** Work instruction **
Output, exactly and in full, the entries that appear below.

━━━ Provided information

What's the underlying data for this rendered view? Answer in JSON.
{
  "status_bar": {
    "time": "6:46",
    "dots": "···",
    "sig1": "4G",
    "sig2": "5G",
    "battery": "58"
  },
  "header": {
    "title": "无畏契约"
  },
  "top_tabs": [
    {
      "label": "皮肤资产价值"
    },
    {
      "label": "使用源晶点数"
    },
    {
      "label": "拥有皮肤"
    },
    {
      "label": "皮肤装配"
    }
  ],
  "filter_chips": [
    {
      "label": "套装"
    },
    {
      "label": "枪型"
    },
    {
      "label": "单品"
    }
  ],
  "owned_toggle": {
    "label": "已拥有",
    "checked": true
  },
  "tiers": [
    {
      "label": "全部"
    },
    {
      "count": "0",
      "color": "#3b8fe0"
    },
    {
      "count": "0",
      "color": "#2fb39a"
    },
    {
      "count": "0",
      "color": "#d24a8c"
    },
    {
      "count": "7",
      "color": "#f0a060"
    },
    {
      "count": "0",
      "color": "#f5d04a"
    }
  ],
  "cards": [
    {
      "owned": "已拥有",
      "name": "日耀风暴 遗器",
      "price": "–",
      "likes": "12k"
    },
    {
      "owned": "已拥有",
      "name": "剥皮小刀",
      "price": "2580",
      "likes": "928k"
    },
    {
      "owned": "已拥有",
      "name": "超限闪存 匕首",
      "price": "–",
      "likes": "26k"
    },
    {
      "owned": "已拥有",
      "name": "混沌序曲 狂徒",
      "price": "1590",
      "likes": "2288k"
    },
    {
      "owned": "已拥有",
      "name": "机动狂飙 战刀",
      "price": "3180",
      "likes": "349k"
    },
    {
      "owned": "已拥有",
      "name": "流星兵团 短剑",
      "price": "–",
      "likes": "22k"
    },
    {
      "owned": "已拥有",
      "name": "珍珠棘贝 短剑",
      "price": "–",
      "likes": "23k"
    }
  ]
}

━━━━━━

** Response below **
What's the underlying data for this rendered view? Answer in JSON.
{
  "status_bar": {
    "time": "6:46",
    "dots": "···",
    "sig1": "4G",
    "sig2": "5G",
    "battery": "58"
  },
  "header": {
    "title": "无畏契约"
  },
  "top_tabs": [
    {
      "label": "皮肤资产价值"
    },
    {
      "label": "使用源晶点数"
    },
    {
      "label": "拥有皮肤"
    },
    {
      "label": "皮肤装配"
    }
  ],
  "filter_chips": [
    {
      "label": "套装"
    },
    {
      "label": "枪型"
    },
    {
      "label": "单品"
    }
  ],
  "owned_toggle": {
    "label": "已拥有",
    "checked": true
  },
  "tiers": [
    {
      "label": "全部"
    },
    {
      "count": "0",
      "color": "#3b8fe0"
    },
    {
      "count": "0",
      "color": "#2fb39a"
    },
    {
      "count": "0",
      "color": "#d24a8c"
    },
    {
      "count": "7",
      "color": "#f0a060"
    },
    {
      "count": "0",
      "color": "#f5d04a"
    }
  ],
  "cards": [
    {
      "owned": "已拥有",
      "name": "日耀风暴 遗器",
      "price": "–",
      "likes": "12k"
    },
    {
      "owned": "已拥有",
      "name": "剥皮小刀",
      "price": "2580",
      "likes": "928k"
    },
    {
      "owned": "已拥有",
      "name": "超限闪存 匕首",
      "price": "–",
      "likes": "26k"
    },
    {
      "owned": "已拥有",
      "name": "混沌序曲 狂徒",
      "price": "1590",
      "likes": "2288k"
    },
    {
      "owned": "已拥有",
      "name": "机动狂飙 战刀",
      "price": "3180",
      "likes": "349k"
    },
    {
      "owned": "已拥有",
      "name": "流星兵团 短剑",
      "price": "–",
      "likes": "22k"
    },
    {
      "owned": "已拥有",
      "name": "珍珠棘贝 短剑",
      "price": "–",
      "likes": "23k"
    }
  ]
}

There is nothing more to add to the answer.